In this webinar hosted by Green Dot, Dr. Cruz talked about ways in which campuses can ensure they are being inclusive of and affirmative toward LGTBQ students. Dr. Cruz defined key terms and spoke about what to do and not do when engaging LGBTQ students. Dr. Cruz gave suggestions for ways campuses can improve their reach and meaningfully engage LGBTQ students on their campuses. She also answered questions about attitudes toward LGBTQ student groups, training judicial boards on hearing cases involving LGBTQ students, and where campuses can find resources to help them with their prevention efforts with regard to LGBTQ students.
To view the webinar slides click here
This webinar presented by Green Dot entitled, “In Scoring a Hat Trick: Three Ways to Maximize your Partnerships with Athletics,” presenters Darcie Folsom and CC Curtis of Connecticut College provided concrete suggestions for ways campus grantees can engage student athletes in their violence prevention efforts. Folsom and Curtis focused on three primary strategies: clearing the puck (investigating biases), planning for the power play (branding and relationship building), and the breakaway (making violence prevention the cool thing to do). Some of the concrete solutions offered during the webinar included attending athletic events, planning around athletes’ schedules, using a health promotion lens to engage athletes, identifying and building relationships with key athletic stakeholders, taking materials where athletes spend their time, giving recognition to athletes and coaches, highlighting your athletic partnerships when talking with prospective students, never mandating athletes to participate in prevention activities, and giving athletes tangible skills to keep their teammates from getting hurt or getting in trouble. Folsom and Curtis highlighted many of their successes at Connecticut College and answered questions about challenges, funding, and program assessment.
This resource from the Pennsylvania Coalition Against Rape (PCAR) provides information on the steps to implement a SART as well as recommendations for and lessons learned about successful collaboration.
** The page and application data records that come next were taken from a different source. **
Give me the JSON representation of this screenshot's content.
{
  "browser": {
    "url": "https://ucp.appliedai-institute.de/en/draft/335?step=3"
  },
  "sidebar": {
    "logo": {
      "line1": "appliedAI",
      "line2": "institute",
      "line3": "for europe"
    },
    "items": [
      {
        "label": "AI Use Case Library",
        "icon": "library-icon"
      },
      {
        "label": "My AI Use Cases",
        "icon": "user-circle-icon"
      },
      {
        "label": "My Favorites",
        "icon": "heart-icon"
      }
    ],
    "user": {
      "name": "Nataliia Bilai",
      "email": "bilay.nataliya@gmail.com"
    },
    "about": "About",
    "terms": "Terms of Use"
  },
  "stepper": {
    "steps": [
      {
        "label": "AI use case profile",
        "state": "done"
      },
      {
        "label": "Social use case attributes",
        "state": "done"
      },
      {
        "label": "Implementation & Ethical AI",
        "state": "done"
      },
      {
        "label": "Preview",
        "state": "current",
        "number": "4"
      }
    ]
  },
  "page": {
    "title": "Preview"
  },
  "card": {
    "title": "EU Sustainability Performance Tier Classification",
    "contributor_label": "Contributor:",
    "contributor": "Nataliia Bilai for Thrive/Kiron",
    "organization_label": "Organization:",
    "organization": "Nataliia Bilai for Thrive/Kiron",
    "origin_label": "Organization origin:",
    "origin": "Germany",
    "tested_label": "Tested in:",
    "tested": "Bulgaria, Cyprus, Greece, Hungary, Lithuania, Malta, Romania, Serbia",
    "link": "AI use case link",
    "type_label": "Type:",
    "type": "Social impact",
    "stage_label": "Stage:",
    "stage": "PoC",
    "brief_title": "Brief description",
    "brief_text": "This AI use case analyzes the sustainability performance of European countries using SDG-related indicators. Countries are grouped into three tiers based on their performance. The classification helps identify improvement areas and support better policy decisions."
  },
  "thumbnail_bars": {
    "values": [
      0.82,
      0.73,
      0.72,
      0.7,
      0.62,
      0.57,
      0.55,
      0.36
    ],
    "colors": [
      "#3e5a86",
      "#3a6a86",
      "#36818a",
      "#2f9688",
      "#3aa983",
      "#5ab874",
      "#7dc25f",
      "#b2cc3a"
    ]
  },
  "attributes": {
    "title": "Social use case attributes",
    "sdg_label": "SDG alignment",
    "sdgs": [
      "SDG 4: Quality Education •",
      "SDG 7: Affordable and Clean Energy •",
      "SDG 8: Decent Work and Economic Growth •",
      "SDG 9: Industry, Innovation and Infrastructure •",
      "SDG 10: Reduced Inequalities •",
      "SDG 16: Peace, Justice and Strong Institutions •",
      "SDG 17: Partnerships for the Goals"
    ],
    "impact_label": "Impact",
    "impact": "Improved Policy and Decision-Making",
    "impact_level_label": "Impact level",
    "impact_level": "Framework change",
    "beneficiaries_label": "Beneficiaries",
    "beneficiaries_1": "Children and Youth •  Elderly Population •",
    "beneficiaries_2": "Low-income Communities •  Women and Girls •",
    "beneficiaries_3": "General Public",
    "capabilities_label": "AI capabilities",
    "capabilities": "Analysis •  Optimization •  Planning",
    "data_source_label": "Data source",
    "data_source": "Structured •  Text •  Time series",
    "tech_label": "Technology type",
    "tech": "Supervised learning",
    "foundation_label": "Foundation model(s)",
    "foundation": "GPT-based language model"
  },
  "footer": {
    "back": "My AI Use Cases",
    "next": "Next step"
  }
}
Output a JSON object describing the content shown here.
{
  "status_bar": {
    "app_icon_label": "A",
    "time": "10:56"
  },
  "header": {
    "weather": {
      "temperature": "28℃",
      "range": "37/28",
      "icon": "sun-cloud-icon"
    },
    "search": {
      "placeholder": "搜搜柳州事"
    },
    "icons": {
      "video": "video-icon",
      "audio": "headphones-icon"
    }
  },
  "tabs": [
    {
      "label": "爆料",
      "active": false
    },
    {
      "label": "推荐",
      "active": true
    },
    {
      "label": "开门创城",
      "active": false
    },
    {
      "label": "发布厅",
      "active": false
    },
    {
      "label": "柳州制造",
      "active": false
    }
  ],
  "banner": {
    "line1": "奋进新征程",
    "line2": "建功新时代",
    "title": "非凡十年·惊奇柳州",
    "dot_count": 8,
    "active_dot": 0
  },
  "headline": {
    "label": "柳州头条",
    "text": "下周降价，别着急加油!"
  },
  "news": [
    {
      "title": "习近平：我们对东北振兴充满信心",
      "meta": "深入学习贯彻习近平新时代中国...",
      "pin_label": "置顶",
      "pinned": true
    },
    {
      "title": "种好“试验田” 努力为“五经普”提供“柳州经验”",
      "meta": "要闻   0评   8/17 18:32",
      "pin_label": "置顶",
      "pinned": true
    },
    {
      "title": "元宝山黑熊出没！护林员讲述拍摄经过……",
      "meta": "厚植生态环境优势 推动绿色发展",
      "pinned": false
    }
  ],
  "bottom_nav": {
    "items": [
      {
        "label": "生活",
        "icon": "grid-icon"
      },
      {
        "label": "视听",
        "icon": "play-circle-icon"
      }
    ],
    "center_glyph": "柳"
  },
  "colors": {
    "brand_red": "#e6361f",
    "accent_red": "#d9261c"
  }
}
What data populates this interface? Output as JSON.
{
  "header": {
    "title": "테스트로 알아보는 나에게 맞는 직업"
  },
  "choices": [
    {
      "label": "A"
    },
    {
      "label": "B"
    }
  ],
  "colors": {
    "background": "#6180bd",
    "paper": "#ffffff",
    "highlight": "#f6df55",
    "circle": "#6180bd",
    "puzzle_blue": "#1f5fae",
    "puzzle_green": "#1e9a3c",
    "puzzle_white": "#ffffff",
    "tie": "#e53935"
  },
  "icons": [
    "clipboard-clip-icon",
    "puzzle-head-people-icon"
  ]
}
Although this document by Hallie Martyniuk through the Pennsylvania Coalition Against Rape (PCAR) mostly emphasizes how a SART works under PREA, it is helpful for any institution trying to implement a well-organized and pervasive SART.
Click below to read the file.
Provided by the U.S. Department of Health and Human Services, this resource helps find a health care facility in your community.
This resource from the Office of Women’s Health provides information on the mental health effects of violence. Click here to read more.